This year, with an active 11 month-old requiring constant supervision, Christmas has a less contemplative and a more practical dimension. Thankfully my mother and mother-in-law are looking after us for Christmas, but I still have to contend with the usual logistics of what Francis will eat, at what time, what will he wear, will he be warm enough, whether we packed three spares of everything and so on.

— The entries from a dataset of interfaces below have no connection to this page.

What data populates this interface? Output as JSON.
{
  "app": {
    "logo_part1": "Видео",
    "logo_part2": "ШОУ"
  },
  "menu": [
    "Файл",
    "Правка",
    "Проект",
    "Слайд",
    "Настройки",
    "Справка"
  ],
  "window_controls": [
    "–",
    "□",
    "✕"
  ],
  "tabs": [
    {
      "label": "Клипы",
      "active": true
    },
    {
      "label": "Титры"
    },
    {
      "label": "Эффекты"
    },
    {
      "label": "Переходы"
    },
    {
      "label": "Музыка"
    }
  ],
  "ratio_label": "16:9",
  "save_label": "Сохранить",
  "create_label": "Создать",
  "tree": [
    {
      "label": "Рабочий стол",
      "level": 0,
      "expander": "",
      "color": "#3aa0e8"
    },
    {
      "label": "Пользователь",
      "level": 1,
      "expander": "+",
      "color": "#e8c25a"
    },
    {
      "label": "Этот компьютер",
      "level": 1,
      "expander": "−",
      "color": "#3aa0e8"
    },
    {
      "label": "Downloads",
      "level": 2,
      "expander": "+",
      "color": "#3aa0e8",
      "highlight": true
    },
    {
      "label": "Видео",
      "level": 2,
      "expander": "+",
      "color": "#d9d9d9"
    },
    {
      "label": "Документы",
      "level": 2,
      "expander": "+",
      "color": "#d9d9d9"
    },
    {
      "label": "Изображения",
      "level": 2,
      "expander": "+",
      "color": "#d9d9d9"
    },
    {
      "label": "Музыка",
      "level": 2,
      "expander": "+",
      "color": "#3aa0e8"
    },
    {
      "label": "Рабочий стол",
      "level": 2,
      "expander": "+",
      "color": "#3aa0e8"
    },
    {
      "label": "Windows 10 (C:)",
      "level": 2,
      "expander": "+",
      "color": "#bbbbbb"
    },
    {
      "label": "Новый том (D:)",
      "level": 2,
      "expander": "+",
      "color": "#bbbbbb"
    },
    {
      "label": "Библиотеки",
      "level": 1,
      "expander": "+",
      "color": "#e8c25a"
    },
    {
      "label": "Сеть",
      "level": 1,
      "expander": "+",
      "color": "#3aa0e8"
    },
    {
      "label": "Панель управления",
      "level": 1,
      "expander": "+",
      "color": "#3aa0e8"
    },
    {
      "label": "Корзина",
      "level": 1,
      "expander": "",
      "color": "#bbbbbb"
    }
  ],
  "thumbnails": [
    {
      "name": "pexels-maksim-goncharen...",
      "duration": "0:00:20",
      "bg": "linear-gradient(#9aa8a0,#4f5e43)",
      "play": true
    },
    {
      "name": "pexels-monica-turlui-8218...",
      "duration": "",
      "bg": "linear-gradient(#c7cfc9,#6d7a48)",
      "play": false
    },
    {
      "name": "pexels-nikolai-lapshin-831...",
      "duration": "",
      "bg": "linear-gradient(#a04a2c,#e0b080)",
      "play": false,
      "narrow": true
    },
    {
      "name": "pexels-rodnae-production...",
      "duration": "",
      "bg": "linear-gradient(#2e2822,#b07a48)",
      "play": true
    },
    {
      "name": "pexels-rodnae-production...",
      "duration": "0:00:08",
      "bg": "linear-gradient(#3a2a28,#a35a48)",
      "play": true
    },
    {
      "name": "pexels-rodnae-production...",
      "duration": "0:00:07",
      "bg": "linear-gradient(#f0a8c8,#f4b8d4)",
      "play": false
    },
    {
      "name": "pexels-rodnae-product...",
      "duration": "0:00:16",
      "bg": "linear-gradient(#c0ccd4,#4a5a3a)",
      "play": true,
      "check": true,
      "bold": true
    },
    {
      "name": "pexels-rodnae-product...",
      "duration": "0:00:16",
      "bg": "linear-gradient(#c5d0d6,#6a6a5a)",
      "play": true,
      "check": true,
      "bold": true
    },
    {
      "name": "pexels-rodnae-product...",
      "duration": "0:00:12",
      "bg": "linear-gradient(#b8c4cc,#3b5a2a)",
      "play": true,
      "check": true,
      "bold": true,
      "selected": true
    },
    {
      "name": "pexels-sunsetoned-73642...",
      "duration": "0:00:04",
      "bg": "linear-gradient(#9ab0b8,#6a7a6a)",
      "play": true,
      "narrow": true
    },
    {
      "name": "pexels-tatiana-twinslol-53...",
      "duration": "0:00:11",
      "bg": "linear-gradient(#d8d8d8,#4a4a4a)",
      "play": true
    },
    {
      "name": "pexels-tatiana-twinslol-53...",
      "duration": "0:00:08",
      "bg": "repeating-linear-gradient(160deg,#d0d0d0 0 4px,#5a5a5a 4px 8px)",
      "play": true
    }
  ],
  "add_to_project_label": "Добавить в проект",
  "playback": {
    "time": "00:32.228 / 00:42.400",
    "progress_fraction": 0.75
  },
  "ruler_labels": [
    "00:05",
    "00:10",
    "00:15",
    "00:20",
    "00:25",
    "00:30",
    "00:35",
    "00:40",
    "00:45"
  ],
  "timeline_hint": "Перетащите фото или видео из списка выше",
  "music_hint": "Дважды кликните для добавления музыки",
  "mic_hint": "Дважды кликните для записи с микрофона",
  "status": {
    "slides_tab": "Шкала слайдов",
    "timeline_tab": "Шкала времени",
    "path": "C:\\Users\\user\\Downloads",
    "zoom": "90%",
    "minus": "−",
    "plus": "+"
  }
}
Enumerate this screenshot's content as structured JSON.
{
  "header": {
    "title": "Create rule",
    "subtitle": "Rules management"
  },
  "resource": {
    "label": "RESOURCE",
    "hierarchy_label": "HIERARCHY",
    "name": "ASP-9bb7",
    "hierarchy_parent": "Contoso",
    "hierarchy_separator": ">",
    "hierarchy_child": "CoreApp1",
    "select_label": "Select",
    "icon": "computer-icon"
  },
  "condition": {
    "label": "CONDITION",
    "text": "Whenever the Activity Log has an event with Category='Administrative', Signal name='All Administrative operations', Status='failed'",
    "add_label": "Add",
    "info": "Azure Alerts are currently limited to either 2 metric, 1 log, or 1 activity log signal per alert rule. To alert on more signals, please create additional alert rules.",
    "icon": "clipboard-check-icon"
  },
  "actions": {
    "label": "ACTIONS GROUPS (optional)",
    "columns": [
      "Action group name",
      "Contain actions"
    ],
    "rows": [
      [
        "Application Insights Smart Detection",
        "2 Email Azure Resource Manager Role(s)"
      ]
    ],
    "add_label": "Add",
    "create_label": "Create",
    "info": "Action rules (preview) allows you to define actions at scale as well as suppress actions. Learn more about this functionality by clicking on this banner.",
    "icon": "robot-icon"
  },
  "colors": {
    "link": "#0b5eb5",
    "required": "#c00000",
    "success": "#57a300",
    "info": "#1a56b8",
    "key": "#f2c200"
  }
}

Introducing Christmas traditions (with a degree of flexibility) to Francis has been a great joy. The regular bedtime routine was relaxed earlier in the week when my husband came home early from work and we decorated the tree with Francis strapped in the baby sling, the safest option for a determined crawler who grabs everything and then puts it in his mouth. Francis was none the worse for his late night, and it reminded me of my mother’s favourite phrase when we were small: “Christmas is a time for trying”, which she would employ to encourage us to eat a particularly rustic pâté or, as we preferred, to have a sip of sherry. Later in the week, having been lulled into complacency by our usual family Mass, Francis had to be swiftly removed, shrieking, from my husband’s work carol service.
An annual breakfast with my best friends used to be held in the week of Christmas at 7am, the diary slot that was sure to be free. Babies for two of us and a promotion for the third mean that 7am is now crunch time and we have rescheduled for the New Year.
I am sure Francis will enjoy Christmas Day itself. After Mass, I expect he will take great delight in unwrapping his presents and I know he will love sitting at the lunch table with his grandparents, aunts, uncles and cousins and joining in the conversation, if not intelligibly.
While Francis is still too young to understand the significance of Christ’s birth we hope his first Christmas will lay the foundations for many happy Christmases to come. He is at the stage where he loves recognising other babies, in real life and in pictures. When he sees images of the Nativity he becomes very animated and says, “Baby, baby!” It reminds me of the text outside the children’s baths in Lourdes: “Jésus était un enfant comme vous!”